When you look up at a starry night sky, it may make you feel small and insignificant — but it’s also beautiful and awe inspiring. That’s the feeling author Virginia Heffernan thinks we should be getting when we behold the Internet.
“Google organizes all the world’s information,” Heffernan tells NPR’s Rachel Martin. “There’s no way that one small person in our small, fathom-long bodies, could imagine containing all that information.”
But instead of feeling impressed, the Internet makes us feel inadequate. “Instead of saying, ‘wow’ … we end up beholding the Internet and then telling ourselves that we must be brain damaged because we can’t take all this in,” she says.
Heffernan believes the Internet is a work of art. In her new book Magic and Loss, she describes the web as “the great masterpiece of human civilization.”
Heffernan talks with Martin about the history and collective culture of the Internet, and explains why we must allow the Internet to be bigger than we are so that we can stop “sell[ing] our souls to try to approximate it.”
On how she reviewed TV in the arts section of The New York Times, when elsewhere in the paper, TV was treated as a public health hazard
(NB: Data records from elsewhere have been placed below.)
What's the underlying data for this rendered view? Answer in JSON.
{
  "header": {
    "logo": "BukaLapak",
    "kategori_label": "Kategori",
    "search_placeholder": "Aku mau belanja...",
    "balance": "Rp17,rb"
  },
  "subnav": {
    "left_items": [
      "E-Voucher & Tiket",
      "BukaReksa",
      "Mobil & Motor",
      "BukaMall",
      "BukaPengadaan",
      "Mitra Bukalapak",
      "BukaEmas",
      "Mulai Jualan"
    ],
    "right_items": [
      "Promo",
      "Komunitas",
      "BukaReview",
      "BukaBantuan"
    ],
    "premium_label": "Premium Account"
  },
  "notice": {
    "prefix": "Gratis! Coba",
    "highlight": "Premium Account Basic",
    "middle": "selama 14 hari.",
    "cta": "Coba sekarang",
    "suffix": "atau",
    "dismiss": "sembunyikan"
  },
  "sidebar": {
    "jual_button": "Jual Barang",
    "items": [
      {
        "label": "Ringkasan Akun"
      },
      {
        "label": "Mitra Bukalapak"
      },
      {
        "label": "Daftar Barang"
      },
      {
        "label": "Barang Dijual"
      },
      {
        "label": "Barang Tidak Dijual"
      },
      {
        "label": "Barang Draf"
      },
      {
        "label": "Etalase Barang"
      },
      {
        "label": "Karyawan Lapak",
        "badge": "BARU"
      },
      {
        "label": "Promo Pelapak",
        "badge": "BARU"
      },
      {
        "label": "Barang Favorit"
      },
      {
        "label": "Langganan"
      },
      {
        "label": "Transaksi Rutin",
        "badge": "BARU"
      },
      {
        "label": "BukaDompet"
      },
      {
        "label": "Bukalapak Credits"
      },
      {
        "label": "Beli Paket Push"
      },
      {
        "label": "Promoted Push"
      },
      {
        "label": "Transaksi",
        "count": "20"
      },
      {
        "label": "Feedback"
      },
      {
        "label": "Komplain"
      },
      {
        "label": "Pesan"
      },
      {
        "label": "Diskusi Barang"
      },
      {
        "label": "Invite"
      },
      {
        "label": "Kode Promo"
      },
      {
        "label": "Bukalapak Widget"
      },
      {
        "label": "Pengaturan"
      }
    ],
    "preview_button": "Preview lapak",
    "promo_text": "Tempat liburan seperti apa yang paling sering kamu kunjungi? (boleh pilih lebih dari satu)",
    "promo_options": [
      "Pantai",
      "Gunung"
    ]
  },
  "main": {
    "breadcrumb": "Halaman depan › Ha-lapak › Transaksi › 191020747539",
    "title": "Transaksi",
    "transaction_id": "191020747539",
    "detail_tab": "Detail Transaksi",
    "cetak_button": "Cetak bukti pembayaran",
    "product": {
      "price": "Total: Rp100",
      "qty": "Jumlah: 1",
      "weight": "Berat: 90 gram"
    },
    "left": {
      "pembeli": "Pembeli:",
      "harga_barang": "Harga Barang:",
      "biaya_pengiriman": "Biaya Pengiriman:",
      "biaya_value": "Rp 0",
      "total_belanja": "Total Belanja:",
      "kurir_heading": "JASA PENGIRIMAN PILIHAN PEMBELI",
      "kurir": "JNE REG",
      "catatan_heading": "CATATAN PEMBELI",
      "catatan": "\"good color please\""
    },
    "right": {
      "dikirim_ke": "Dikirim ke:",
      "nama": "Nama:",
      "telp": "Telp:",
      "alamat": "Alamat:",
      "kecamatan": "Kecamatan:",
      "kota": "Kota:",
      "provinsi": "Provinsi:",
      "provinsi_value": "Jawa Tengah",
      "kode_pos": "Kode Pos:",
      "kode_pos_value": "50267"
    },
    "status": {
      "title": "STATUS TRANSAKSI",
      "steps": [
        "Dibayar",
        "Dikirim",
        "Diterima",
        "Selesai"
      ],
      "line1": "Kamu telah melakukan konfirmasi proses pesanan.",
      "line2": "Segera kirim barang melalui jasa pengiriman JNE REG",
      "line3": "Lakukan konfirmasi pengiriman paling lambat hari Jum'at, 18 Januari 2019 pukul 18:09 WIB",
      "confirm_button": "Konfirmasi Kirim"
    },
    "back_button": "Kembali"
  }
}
We were publishing articles saying television shortens your attention span, fattens us up, makes us lazy, makes us lethargic, keeps us from our studies, and then on the arts pages talking about palette, talking about structure, talking about language, talking about characters, talking about pacing and music — all the things that you associate with art criticism. I decided to make a virtue of that. [I ] think that television, and later the Internet, gets some of its virtues in opposition to a culture that also calls it diseased.
On how being “bad for you” can be good for an art form
It’s very energizing for a new art form or energizing for a new cultural form — like it was for punk music, like it was for Shakespeare’s bawdy plays and comedies, like it was even for sentimental novels to be called “bad for you” — what makes you indulge in it more. It drives up the price of it so people start writing better and better and with television it ended in these so-called “bingeworthy” shows … that are maxi-movies and certainly on par with the best movies in the theater right now.
On tweets as poetry
Our description of a tweet [is that they] are like the diseased firings of our addicted minds, but when you get the sensory, emotional feeling of producing and consuming tweets, you’re slaving over a very short-form kind of communication that you have to keep to characters. Anyone who experimented with writing — forget even about haiku — but really challenging acrostics or villanelles, knows that there’s something fun about trying to fit a thought into a tight form like that. …
These 140-character-long epigrams — they could get people fired, they could get people elected, they can divide friends, they can unite friends, they can brighten someone’s day or wreck someone’s day. … It has power. … Slaving over language to make it consequential, writing very formally and writing for a potentially big audience with impact — that sounds like we are in the age of poetry. It’s hard to think of a time when poetry was more powerful.
On whether we are more or less literate than the generations before us
I think we are reading more than ever before. … The 20th century associated literacy and learning with a love of books: the codex that has a right-left page, and has a cover, and can be collected, and can collect dust, and be in libraries. That was a 20th-century phenomenon. In this century we are so literate, such fanatical readers — let’s put it this way — that you will risk a fatal car accident to continue texting — literally interacting with text, reading it, writing it. Apparently driving while texting is now a bigger problem than driving while intoxicated. It is our chief intoxicant: writing and consuming words.